Again this year, Erika is keeping her steer, named Dallas, at the Nickerson family farm in Hartly, with that of Dylan and his sister Lauren. This is also Dylan’s last year as an exhibitor.
The year after the couple started dating, he arranged for her to get a steer to show also. The young steers come from out West.
Erika likes mixing feed and rinsing her steer. She said that growing up, she was more into sports and didn’t get into 4-H or FFA, or develop an interest in agriculture until she met Dylan.
Erika did not grow up on a farm, although the family has a hay farm in Roxanna. She grew up in Hartly, attended Dover Middle School and then Polytech.
Graduating from Del Tech in 2015, she is now enrolled in Wilmington University, pursing a degree in elementary education and special education. Already she is substitute teaching. As with showing animals, teaching special ed will be a challenge, but she says she is “up for it.”
She also works at the Nickersons’ Sudlersville Meat Locker where many of the animals sold at the Junior Livestock Auction at the state fair are brought for processing. A couple from Chaptico, in Southern Maryland, purchased her grand champion last year. Schiff Farms in Harrington bought Dylan’s.
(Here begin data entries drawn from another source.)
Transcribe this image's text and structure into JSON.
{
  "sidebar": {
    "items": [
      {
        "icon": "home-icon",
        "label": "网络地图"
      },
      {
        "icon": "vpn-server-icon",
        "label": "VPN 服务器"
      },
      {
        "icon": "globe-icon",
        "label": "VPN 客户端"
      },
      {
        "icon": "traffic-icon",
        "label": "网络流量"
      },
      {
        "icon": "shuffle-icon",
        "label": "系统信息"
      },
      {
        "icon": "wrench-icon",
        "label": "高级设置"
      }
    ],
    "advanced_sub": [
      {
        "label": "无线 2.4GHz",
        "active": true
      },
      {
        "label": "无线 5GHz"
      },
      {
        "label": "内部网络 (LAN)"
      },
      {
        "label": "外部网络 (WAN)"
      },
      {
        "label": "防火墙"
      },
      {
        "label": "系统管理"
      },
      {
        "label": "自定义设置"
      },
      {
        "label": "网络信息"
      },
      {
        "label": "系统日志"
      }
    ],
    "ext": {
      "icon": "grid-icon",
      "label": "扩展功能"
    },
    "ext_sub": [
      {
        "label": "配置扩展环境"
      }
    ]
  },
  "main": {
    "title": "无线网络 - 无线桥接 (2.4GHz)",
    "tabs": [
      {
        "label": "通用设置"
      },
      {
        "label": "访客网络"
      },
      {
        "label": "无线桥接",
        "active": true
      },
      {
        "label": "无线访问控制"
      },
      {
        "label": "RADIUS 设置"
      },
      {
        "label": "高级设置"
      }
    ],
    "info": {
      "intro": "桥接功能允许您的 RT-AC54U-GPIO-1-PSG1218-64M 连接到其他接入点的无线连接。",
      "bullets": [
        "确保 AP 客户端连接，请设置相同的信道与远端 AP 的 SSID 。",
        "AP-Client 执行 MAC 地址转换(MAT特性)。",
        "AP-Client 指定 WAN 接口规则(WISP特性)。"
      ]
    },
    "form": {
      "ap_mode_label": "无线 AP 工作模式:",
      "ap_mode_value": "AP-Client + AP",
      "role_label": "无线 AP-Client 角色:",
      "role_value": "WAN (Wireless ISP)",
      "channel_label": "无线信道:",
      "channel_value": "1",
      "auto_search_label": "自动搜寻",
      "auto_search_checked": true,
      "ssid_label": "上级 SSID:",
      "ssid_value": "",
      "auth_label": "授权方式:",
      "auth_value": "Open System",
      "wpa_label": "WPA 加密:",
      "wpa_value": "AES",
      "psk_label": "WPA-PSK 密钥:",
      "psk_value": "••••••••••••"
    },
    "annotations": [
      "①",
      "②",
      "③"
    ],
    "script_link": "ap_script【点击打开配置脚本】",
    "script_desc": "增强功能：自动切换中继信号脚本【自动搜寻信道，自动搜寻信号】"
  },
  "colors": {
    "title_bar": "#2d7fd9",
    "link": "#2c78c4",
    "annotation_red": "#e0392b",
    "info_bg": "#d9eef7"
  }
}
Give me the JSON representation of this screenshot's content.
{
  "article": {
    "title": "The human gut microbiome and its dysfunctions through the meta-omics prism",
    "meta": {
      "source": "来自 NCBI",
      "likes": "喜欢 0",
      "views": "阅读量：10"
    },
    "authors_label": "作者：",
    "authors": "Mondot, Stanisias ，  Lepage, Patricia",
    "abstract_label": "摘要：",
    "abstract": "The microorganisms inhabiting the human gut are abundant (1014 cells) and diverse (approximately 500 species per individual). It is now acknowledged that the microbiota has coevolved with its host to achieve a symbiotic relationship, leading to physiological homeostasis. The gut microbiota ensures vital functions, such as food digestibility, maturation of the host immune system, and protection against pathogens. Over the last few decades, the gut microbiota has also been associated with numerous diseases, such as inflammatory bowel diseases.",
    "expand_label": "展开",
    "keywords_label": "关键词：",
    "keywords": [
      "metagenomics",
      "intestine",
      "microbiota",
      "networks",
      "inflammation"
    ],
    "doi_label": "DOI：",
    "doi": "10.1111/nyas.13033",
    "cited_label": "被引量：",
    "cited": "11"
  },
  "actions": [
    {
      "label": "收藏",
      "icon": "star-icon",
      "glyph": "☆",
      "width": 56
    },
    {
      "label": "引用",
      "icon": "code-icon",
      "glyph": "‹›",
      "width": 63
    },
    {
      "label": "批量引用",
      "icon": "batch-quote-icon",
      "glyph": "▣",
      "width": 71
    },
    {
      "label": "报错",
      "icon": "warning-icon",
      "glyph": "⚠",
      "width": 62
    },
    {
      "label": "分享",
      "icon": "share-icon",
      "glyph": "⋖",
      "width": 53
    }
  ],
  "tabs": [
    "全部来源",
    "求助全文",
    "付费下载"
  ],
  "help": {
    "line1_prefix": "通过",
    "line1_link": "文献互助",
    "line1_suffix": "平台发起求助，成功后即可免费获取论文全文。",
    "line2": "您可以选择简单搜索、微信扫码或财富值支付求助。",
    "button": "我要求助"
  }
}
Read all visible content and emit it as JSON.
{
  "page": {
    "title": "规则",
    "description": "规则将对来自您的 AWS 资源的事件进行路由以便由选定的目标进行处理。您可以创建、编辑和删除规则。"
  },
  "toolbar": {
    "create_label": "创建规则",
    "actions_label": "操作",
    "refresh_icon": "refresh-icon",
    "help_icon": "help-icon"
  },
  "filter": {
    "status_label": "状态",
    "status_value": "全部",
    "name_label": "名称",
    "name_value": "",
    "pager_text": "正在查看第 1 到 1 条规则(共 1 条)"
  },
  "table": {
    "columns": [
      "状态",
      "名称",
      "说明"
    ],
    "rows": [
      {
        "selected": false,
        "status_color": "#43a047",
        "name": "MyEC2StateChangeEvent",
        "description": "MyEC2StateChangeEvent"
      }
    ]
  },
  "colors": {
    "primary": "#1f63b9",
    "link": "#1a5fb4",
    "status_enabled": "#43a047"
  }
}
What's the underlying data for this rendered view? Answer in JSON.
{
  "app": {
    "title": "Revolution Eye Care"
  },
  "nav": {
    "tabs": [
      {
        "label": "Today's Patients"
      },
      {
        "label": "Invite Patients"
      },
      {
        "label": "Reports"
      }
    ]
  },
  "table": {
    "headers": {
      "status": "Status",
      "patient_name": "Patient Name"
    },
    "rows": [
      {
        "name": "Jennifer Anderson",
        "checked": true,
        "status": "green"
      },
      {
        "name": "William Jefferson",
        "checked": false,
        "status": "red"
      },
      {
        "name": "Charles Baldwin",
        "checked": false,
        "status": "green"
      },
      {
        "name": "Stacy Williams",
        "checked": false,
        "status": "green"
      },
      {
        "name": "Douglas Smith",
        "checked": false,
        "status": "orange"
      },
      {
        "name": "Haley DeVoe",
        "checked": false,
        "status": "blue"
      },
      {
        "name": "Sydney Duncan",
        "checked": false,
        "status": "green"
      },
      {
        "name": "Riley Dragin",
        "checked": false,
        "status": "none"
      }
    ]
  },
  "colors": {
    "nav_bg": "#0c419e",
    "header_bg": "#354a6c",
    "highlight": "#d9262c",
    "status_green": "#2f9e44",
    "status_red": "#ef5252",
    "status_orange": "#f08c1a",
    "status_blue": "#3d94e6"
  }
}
“We cut them for free,” volunteered Lauren. “That way we get to see the end result. We start with a calf, watch it grow and like to see satisfied customers.”
The problem with watching a calf — or any farm animal — grow to market size is that you can get too attached to it. Erika had that problem last year and said she’s attached to Dallas, too. However, an animal sold in the fair’s auction can bring a sizable figure.
“We do our homework before the fair,” Lauren said. “We are lucky to have the customers we have.” Regular customers of Sudlersville Meat Locker are often willing to bid on a prize animal.
Erika hopes that with their winnings, she and Dylan will someday be able to buy a farm of their own.
Dylan is a meat cutter at Sudlersville Meat Locker and for D&J Butcher Shop, which processes deer for hunters on the home farm. He started when he was in high school and now works at it full time. The family plan is for him and his sister to take over the operation someday.
During the fair, the exhibitors work to make sure their animals are well-cared for and comfortable.
They use fans and misters to keep them cool and give them plenty of water. They’re also rinsed two or three times a day.